Prime Minister Boris Johnson has updated the guidance from STAY THE FUCK HOME to CONTROL THE VIRUS. Soon, you'll be skipping in your nearest park French-kissing strangers with complete abandon.
But before we look toward total freedom, let's not dismiss what we've been through. The normal 'unlockdown' may feel like the promised land but there have been some huge positives of Covid-19.
Let's take a look.
Many of us have paid closer attention to our immediate surroundings because of the travel restrictions. What was once just a random street, avenue or estate is now a community of newfound neighbours. Covid-19 has turned strangers into comrades in the fight to stay safe and stay alert. This wasn't felt more keenly than on Thursdays at 8pm when residents leant from their windows or stood outside to clap for the NHS. No doubt when movement returns to normal that communal feeling will fade but hopefully some neighbourliness will remain.
As Jim Carrey points out in Dumb and Dumber: 'Senior citizens are slow and dangerous behind the wheel'. However, in times of crisis, we set aside facts to help the vulnerable and the elderly. Volunteering websites, specific time slots at supermarkets, running errands and emergency crowdfunded donations. These are just some of the ways society has pulled together to show we really do care.
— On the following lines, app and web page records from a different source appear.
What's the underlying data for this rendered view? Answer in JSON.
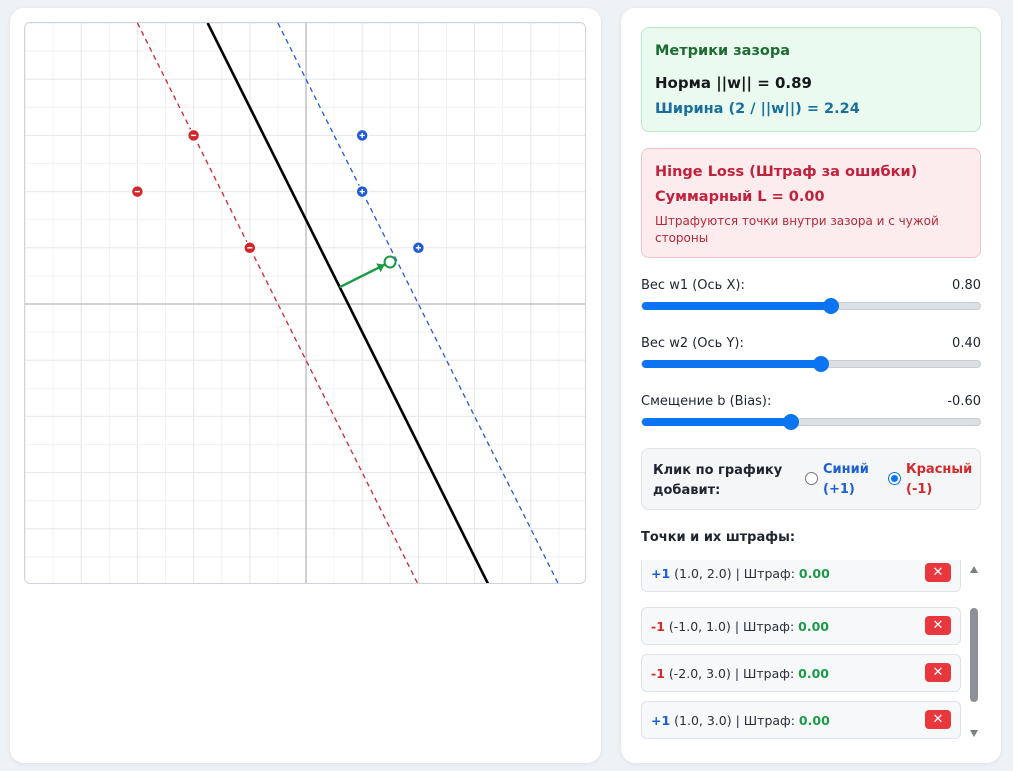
{
  "metrics": {
    "title": "Метрики зазора",
    "norm": "Норма ||w|| = 0.89",
    "width": "Ширина (2 / ||w||) = 2.24"
  },
  "hinge": {
    "title": "Hinge Loss (Штраф за ошибки)",
    "total": "Суммарный L = 0.00",
    "note": "Штрафуются точки внутри зазора и с чужой стороны"
  },
  "sliders": [
    {
      "label": "Вес w1 (Ось X):",
      "value": "0.80",
      "fraction": 0.56
    },
    {
      "label": "Вес w2 (Ось Y):",
      "value": "0.40",
      "fraction": 0.53
    },
    {
      "label": "Смещение b (Bias):",
      "value": "-0.60",
      "fraction": 0.44
    }
  ],
  "click_mode": {
    "label": "Клик по графику добавит:",
    "options": [
      {
        "label": "Синий (+1)",
        "color": "#1a5fd6",
        "selected": false
      },
      {
        "label": "Красный (-1)",
        "color": "#d22a2a",
        "selected": true
      }
    ]
  },
  "points_title": "Точки и их штрафы:",
  "points_list": [
    {
      "label": "+1",
      "coords": "(1.0, 2.0)",
      "penalty_prefix": "| Штраф:",
      "penalty": "0.00"
    },
    {
      "label": "-1",
      "coords": "(-1.0, 1.0)",
      "penalty_prefix": "| Штраф:",
      "penalty": "0.00"
    },
    {
      "label": "-1",
      "coords": "(-2.0, 3.0)",
      "penalty_prefix": "| Штраф:",
      "penalty": "0.00"
    },
    {
      "label": "+1",
      "coords": "(1.0, 3.0)",
      "penalty_prefix": "| Штраф:",
      "penalty": "0.00"
    }
  ],
  "delete_icon": "close-icon",
  "plot": {
    "x_range": [
      -5,
      5
    ],
    "y_range": [
      -5,
      5
    ],
    "w": [
      0.8,
      0.4
    ],
    "b": -0.6,
    "points": [
      {
        "x": -3,
        "y": 2,
        "label": -1
      },
      {
        "x": -2,
        "y": 3,
        "label": -1
      },
      {
        "x": -1,
        "y": 1,
        "label": -1
      },
      {
        "x": 1,
        "y": 3,
        "label": 1
      },
      {
        "x": 1,
        "y": 2,
        "label": 1
      },
      {
        "x": 2,
        "y": 1,
        "label": 1
      }
    ],
    "colors": {
      "positive": "#1f5ad8",
      "negative": "#d2262b",
      "boundary": "#000000",
      "normal_arrow": "#1c9a48",
      "grid": "#e6e8ec",
      "axis": "#b5b8bd"
    }
  }
}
Facebook feeds are full of before and after videos of blue skies or waters. Most notably Venice's murky canals where a jellyfish was spotted swimming in the city's now crystal-clear channels. Water traffic has stopped meaning sediment has settled. The environmental benefits of planes being grounded, cars parked and factories shut down is unquestionable. However, history tells us that when emissions have fallen sharply in the past, as they do after recessions, there’s often a rocketing rebound that wipes out any short-term cut in emissions. Let's hope that's not the case.
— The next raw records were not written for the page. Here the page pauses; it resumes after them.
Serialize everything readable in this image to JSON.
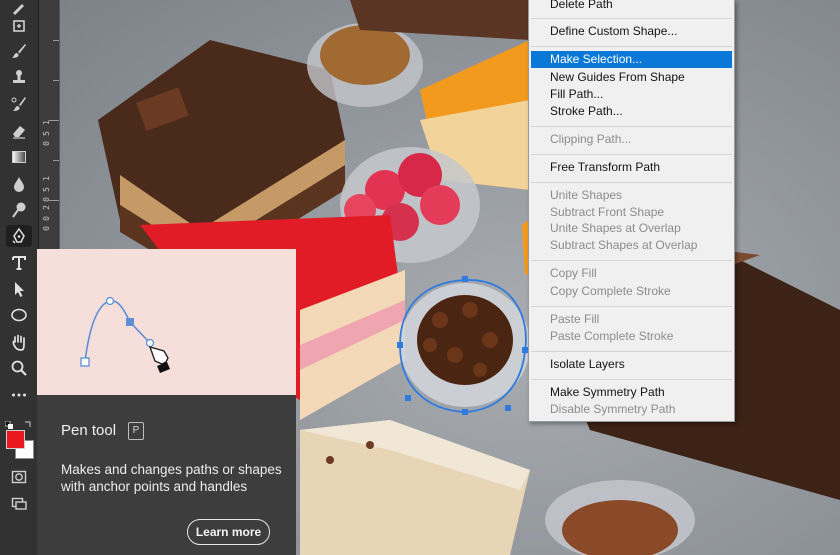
{
  "toolbar": {
    "tools": [
      "brush-icon",
      "spot-healing-icon",
      "paintbrush-icon",
      "clone-stamp-icon",
      "history-brush-icon",
      "eraser-icon",
      "gradient-icon",
      "blur-drop-icon",
      "dodge-icon",
      "pen-icon",
      "type-icon",
      "path-selection-icon",
      "ellipse-icon",
      "hand-icon",
      "zoom-icon",
      "more-tools-icon"
    ],
    "foreground_color": "#e8191d",
    "background_color": "#ffffff"
  },
  "ruler": {
    "labels": [
      "1",
      "5",
      "0",
      "1",
      "5",
      "0",
      "2",
      "0",
      "0"
    ]
  },
  "tooltip": {
    "title": "Pen tool",
    "shortcut": "P",
    "description": "Makes and changes paths or shapes with anchor points and handles",
    "learn_more": "Learn more",
    "illustration_bg": "#f6dfdb",
    "path_color": "#5b8fd6"
  },
  "context_menu": {
    "highlight_color": "#0a78d7",
    "items": [
      {
        "label": "Delete Path",
        "state": "normal"
      },
      {
        "label": "Define Custom Shape...",
        "state": "normal"
      },
      {
        "label": "Make Selection...",
        "state": "highlighted"
      },
      {
        "label": "New Guides From Shape",
        "state": "normal"
      },
      {
        "label": "Fill Path...",
        "state": "normal"
      },
      {
        "label": "Stroke Path...",
        "state": "normal"
      },
      {
        "label": "Clipping Path...",
        "state": "disabled"
      },
      {
        "label": "Free Transform Path",
        "state": "normal"
      },
      {
        "label": "Unite Shapes",
        "state": "disabled"
      },
      {
        "label": "Subtract Front Shape",
        "state": "disabled"
      },
      {
        "label": "Unite Shapes at Overlap",
        "state": "disabled"
      },
      {
        "label": "Subtract Shapes at Overlap",
        "state": "disabled"
      },
      {
        "label": "Copy Fill",
        "state": "disabled"
      },
      {
        "label": "Copy Complete Stroke",
        "state": "disabled"
      },
      {
        "label": "Paste Fill",
        "state": "disabled"
      },
      {
        "label": "Paste Complete Stroke",
        "state": "disabled"
      },
      {
        "label": "Isolate Layers",
        "state": "normal"
      },
      {
        "label": "Make Symmetry Path",
        "state": "normal"
      },
      {
        "label": "Disable Symmetry Path",
        "state": "disabled"
      }
    ]
  }
}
Increase in hygiene practises
Improved hygiene will become a priority for households. Unilever’s chief executive, Alan Jope, has predicted a permanent rise in demand for soap and other cleaning supplies. In the coming months, people will want to wash their hands more and be concerned about surface hygiene in homes, said Mr Jope. 'The whole hygiene thing will carry on.'
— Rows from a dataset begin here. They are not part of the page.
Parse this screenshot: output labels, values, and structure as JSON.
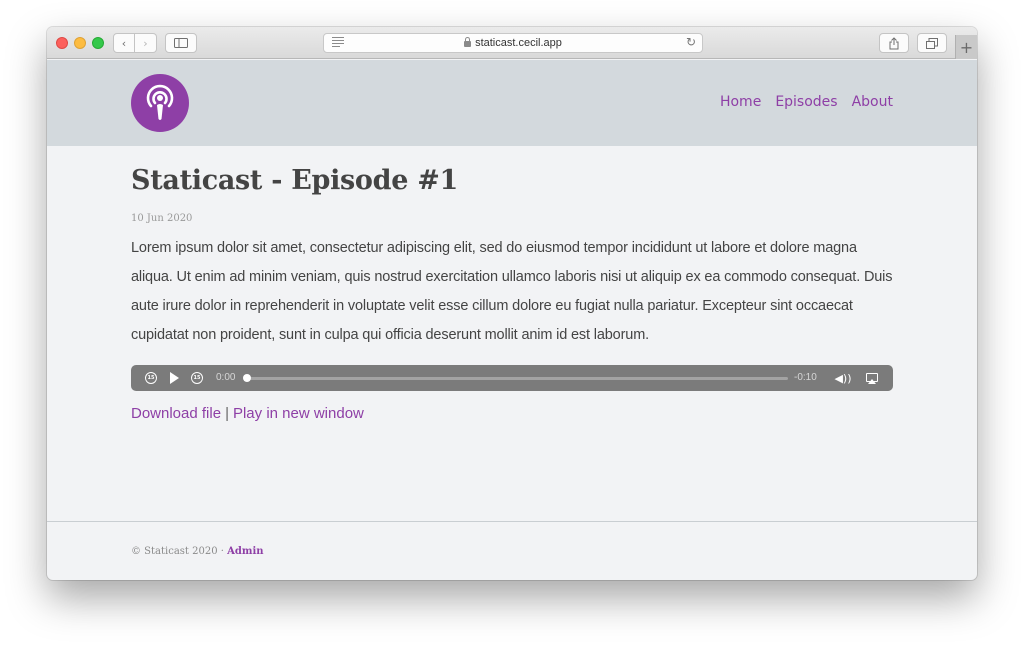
{
  "browser": {
    "url": "staticast.cecil.app"
  },
  "site": {
    "nav": [
      {
        "label": "Home"
      },
      {
        "label": "Episodes"
      },
      {
        "label": "About"
      }
    ]
  },
  "episode": {
    "title": "Staticast - Episode #1",
    "date": "10 Jun 2020",
    "body": "Lorem ipsum dolor sit amet, consectetur adipiscing elit, sed do eiusmod tempor incididunt ut labore et dolore magna aliqua. Ut enim ad minim veniam, quis nostrud exercitation ullamco laboris nisi ut aliquip ex ea commodo consequat. Duis aute irure dolor in reprehenderit in voluptate velit esse cillum dolore eu fugiat nulla pariatur. Excepteur sint occaecat cupidatat non proident, sunt in culpa qui officia deserunt mollit anim id est laborum."
  },
  "player": {
    "skip_back_label": "15",
    "skip_forward_label": "15",
    "current_time": "0:00",
    "remaining_time": "-0:10",
    "progress": 0
  },
  "links": {
    "download": "Download file",
    "separator": "|",
    "popout": "Play in new window"
  },
  "footer": {
    "copyright": "© Staticast 2020 · ",
    "admin": "Admin"
  },
  "colors": {
    "accent": "#8e3fa6",
    "header_bg": "#d3d9dd",
    "page_bg": "#f2f3f5",
    "player_bg": "#7b7b7b"
  },
  "icons": {
    "logo": "podcast-icon",
    "share": "share-icon",
    "tabs": "tabs-icon",
    "reload": "reload-icon"
  }
}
Elina Enqvist-Twomey, of luxury home-fittings brand Grohe said: 'Feedback from the commercial market in the past three months tells us that hygiene is top of the agenda, with a large proportion of projects specifying more hygiene-focused products such as infra-red taps, infra-red flush plates, and shower toilets.' Better personal hygiene can only be a good thing.